• **Exercise instructions**
A letter-for-letter copy of the listing is required, with no pictures in it.
______
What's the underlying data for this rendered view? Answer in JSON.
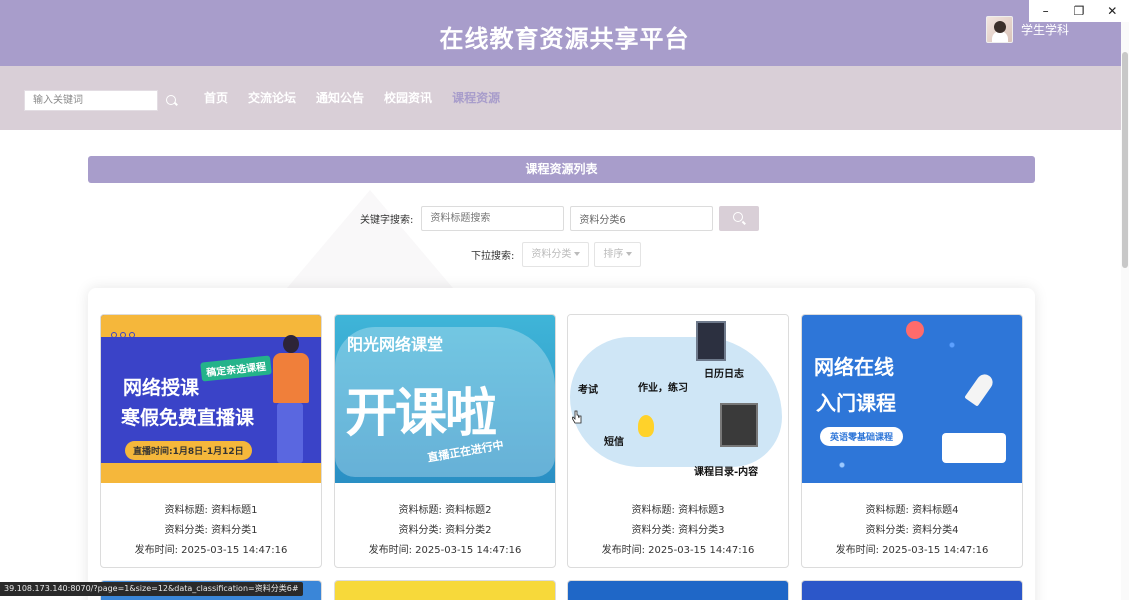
{
  "window": {
    "minimize_icon": "minimize-icon",
    "restore_icon": "restore-icon",
    "close_icon": "close-icon"
  },
  "header": {
    "title": "在线教育资源共享平台",
    "user": {
      "name": "学生学科"
    }
  },
  "nav": {
    "search_placeholder": "输入关键词",
    "links": [
      {
        "label": "首页",
        "active": false
      },
      {
        "label": "交流论坛",
        "active": false
      },
      {
        "label": "通知公告",
        "active": false
      },
      {
        "label": "校园资讯",
        "active": false
      },
      {
        "label": "课程资源",
        "active": true
      }
    ]
  },
  "main": {
    "section_title": "课程资源列表",
    "filters": {
      "keyword_label": "关键字搜索:",
      "title_placeholder": "资料标题搜索",
      "category_value": "资料分类6",
      "dropdown_label": "下拉搜索:",
      "dropdowns": [
        {
          "label": "资料分类"
        },
        {
          "label": "排序"
        }
      ]
    },
    "cards": [
      {
        "image": {
          "title_line1": "网络授课",
          "title_line2": "寒假免费直播课",
          "badge": "稿定亲选课程",
          "pill": "直播时间:1月8日-1月12日"
        },
        "title_line": "资料标题: 资料标题1",
        "category_line": "资料分类: 资料分类1",
        "time_line": "发布时间: 2025-03-15 14:47:16"
      },
      {
        "image": {
          "title_line1": "阳光网络课堂",
          "title_line2": "开课啦",
          "sub": "直播正在进行中"
        },
        "title_line": "资料标题: 资料标题2",
        "category_line": "资料分类: 资料分类2",
        "time_line": "发布时间: 2025-03-15 14:47:16"
      },
      {
        "image": {
          "labels": [
            "考试",
            "作业，练习",
            "日历日志",
            "短信",
            "课程目录-内容"
          ]
        },
        "title_line": "资料标题: 资料标题3",
        "category_line": "资料分类: 资料分类3",
        "time_line": "发布时间: 2025-03-15 14:47:16"
      },
      {
        "image": {
          "title_line1": "网络在线",
          "title_line2": "入门课程",
          "pill": "英语零基础课程"
        },
        "title_line": "资料标题: 资料标题4",
        "category_line": "资料分类: 资料分类4",
        "time_line": "发布时间: 2025-03-15 14:47:16"
      }
    ]
  },
  "status_url": "39.108.173.140:8070/?page=1&size=12&data_classification=资料分类6#",
  "colors": {
    "primary": "#a89dcb",
    "nav_bg": "#d9cfd7",
    "active_link": "#a89dcb"
  }
}
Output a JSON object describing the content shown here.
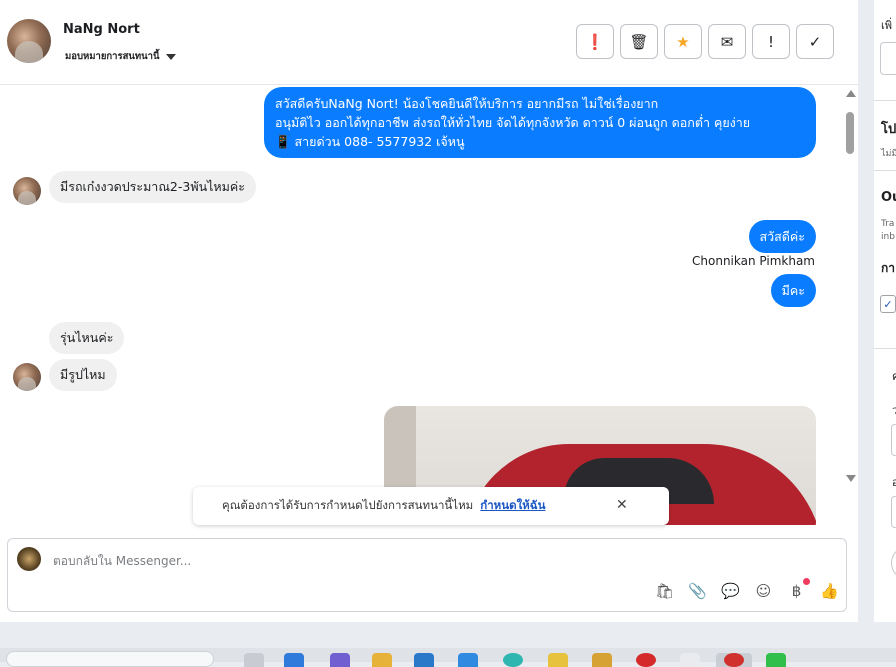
{
  "header": {
    "contact_name": "NaNg Nort",
    "assign_label": "มอบหมายการสนทนานี้",
    "actions": [
      {
        "icon": "alert-circle-icon",
        "glyph": "❗"
      },
      {
        "icon": "trash-icon",
        "glyph": "🗑"
      },
      {
        "icon": "star-icon",
        "glyph": "★"
      },
      {
        "icon": "mail-icon",
        "glyph": "✉"
      },
      {
        "icon": "exclamation-icon",
        "glyph": "!"
      },
      {
        "icon": "check-icon",
        "glyph": "✓"
      }
    ]
  },
  "messages": {
    "greeting_line1": "สวัสดีครับNaNg Nort! น้องโชคยินดีให้บริการ อยากมีรถ ไม่ใช่เรื่องยาก",
    "greeting_line2": "อนุมัติไว ออกได้ทุกอาชีพ ส่งรถให้ทั่วไทย จัดได้ทุกจังหวัด ดาวน์ 0  ผ่อนถูก ดอกต่ำ คุยง่าย",
    "greeting_line3": "📱 สายด่วน 088- 5577932 เจ้หนู",
    "in_1": "มีรถเก๋งงวดประมาณ2-3พันไหมค่ะ",
    "out_hello": "สวัสดีค่ะ",
    "agent_name": "Chonnikan Pimkham",
    "out_have": "มีคะ",
    "in_2": "รุ่นไหนค่ะ",
    "in_3": "มีรูปไหม"
  },
  "notice": {
    "text": "คุณต้องการได้รับการกำหนดไปยังการสนทนานี้ไหม",
    "link": "กำหนดให้ฉัน",
    "close": "✕"
  },
  "composer": {
    "placeholder": "ตอบกลับใน Messenger...",
    "tools": [
      {
        "icon": "shopping-bag-icon",
        "glyph": "🛍"
      },
      {
        "icon": "paperclip-icon",
        "glyph": "📎"
      },
      {
        "icon": "saved-reply-icon",
        "glyph": "💬"
      },
      {
        "icon": "emoji-icon",
        "glyph": "☺"
      },
      {
        "icon": "baht-payment-icon",
        "glyph": "฿"
      },
      {
        "icon": "thumbs-up-icon",
        "glyph": "👍"
      }
    ]
  },
  "right_panel": {
    "t1": "เพิ่",
    "t2": "โป",
    "t3": "ไม่มี",
    "t4": "Ou",
    "t5": "Tra",
    "t6": "inb",
    "t7": "กา",
    "t8": "ค",
    "t9": "ว",
    "t10": "อ"
  },
  "colors": {
    "outgoing_bubble": "#0a7cff",
    "incoming_bubble": "#f0f0f0",
    "star": "#f5a623",
    "link": "#1a56c4"
  }
}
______
• **Output of the task**
What's the underlying data for this rendered view? Answer in JSON.
{
  "window": {
    "minimize_icon": "minimize-icon",
    "restore_icon": "restore-icon",
    "close_icon": "close-icon"
  },
  "header": {
    "title": "在线教育资源共享平台",
    "user": {
      "name": "学生学科"
    }
  },
  "nav": {
    "search_placeholder": "输入关键词",
    "links": [
      {
        "label": "首页",
        "active": false
      },
      {
        "label": "交流论坛",
        "active": false
      },
      {
        "label": "通知公告",
        "active": false
      },
      {
        "label": "校园资讯",
        "active": false
      },
      {
        "label": "课程资源",
        "active": true
      }
    ]
  },
  "main": {
    "section_title": "课程资源列表",
    "filters": {
      "keyword_label": "关键字搜索:",
      "title_placeholder": "资料标题搜索",
      "category_value": "资料分类6",
      "dropdown_label": "下拉搜索:",
      "dropdowns": [
        {
          "label": "资料分类"
        },
        {
          "label": "排序"
        }
      ]
    },
    "cards": [
      {
        "image": {
          "title_line1": "网络授课",
          "title_line2": "寒假免费直播课",
          "badge": "稿定亲选课程",
          "pill": "直播时间:1月8日-1月12日"
        },
        "title_line": "资料标题: 资料标题1",
        "category_line": "资料分类: 资料分类1",
        "time_line": "发布时间: 2025-03-15 14:47:16"
      },
      {
        "image": {
          "title_line1": "阳光网络课堂",
          "title_line2": "开课啦",
          "sub": "直播正在进行中"
        },
        "title_line": "资料标题: 资料标题2",
        "category_line": "资料分类: 资料分类2",
        "time_line": "发布时间: 2025-03-15 14:47:16"
      },
      {
        "image": {
          "labels": [
            "考试",
            "作业，练习",
            "日历日志",
            "短信",
            "课程目录-内容"
          ]
        },
        "title_line": "资料标题: 资料标题3",
        "category_line": "资料分类: 资料分类3",
        "time_line": "发布时间: 2025-03-15 14:47:16"
      },
      {
        "image": {
          "title_line1": "网络在线",
          "title_line2": "入门课程",
          "pill": "英语零基础课程"
        },
        "title_line": "资料标题: 资料标题4",
        "category_line": "资料分类: 资料分类4",
        "time_line": "发布时间: 2025-03-15 14:47:16"
      }
    ]
  },
  "status_url": "39.108.173.140:8070/?page=1&size=12&data_classification=资料分类6#",
  "colors": {
    "primary": "#a89dcb",
    "nav_bg": "#d9cfd7",
    "active_link": "#a89dcb"
  }
}
Output a JSON object describing the content shown here.
{
  "header": {
    "contact_name": "NaNg Nort",
    "assign_label": "มอบหมายการสนทนานี้",
    "actions": [
      {
        "icon": "alert-circle-icon",
        "glyph": "❗"
      },
      {
        "icon": "trash-icon",
        "glyph": "🗑"
      },
      {
        "icon": "star-icon",
        "glyph": "★"
      },
      {
        "icon": "mail-icon",
        "glyph": "✉"
      },
      {
        "icon": "exclamation-icon",
        "glyph": "!"
      },
      {
        "icon": "check-icon",
        "glyph": "✓"
      }
    ]
  },
  "messages": {
    "greeting_line1": "สวัสดีครับNaNg Nort! น้องโชคยินดีให้บริการ อยากมีรถ ไม่ใช่เรื่องยาก",
    "greeting_line2": "อนุมัติไว ออกได้ทุกอาชีพ ส่งรถให้ทั่วไทย จัดได้ทุกจังหวัด ดาวน์ 0  ผ่อนถูก ดอกต่ำ คุยง่าย",
    "greeting_line3": "📱 สายด่วน 088- 5577932 เจ้หนู",
    "in_1": "มีรถเก๋งงวดประมาณ2-3พันไหมค่ะ",
    "out_hello": "สวัสดีค่ะ",
    "agent_name": "Chonnikan Pimkham",
    "out_have": "มีคะ",
    "in_2": "รุ่นไหนค่ะ",
    "in_3": "มีรูปไหม"
  },
  "notice": {
    "text": "คุณต้องการได้รับการกำหนดไปยังการสนทนานี้ไหม",
    "link": "กำหนดให้ฉัน",
    "close": "✕"
  },
  "composer": {
    "placeholder": "ตอบกลับใน Messenger...",
    "tools": [
      {
        "icon": "shopping-bag-icon",
        "glyph": "🛍"
      },
      {
        "icon": "paperclip-icon",
        "glyph": "📎"
      },
      {
        "icon": "saved-reply-icon",
        "glyph": "💬"
      },
      {
        "icon": "emoji-icon",
        "glyph": "☺"
      },
      {
        "icon": "baht-payment-icon",
        "glyph": "฿"
      },
      {
        "icon": "thumbs-up-icon",
        "glyph": "👍"
      }
    ]
  },
  "right_panel": {
    "t1": "เพิ่",
    "t2": "โป",
    "t3": "ไม่มี",
    "t4": "Ou",
    "t5": "Tra",
    "t6": "inb",
    "t7": "กา",
    "t8": "ค",
    "t9": "ว",
    "t10": "อ"
  },
  "colors": {
    "outgoing_bubble": "#0a7cff",
    "incoming_bubble": "#f0f0f0",
    "star": "#f5a623",
    "link": "#1a56c4"
  }
}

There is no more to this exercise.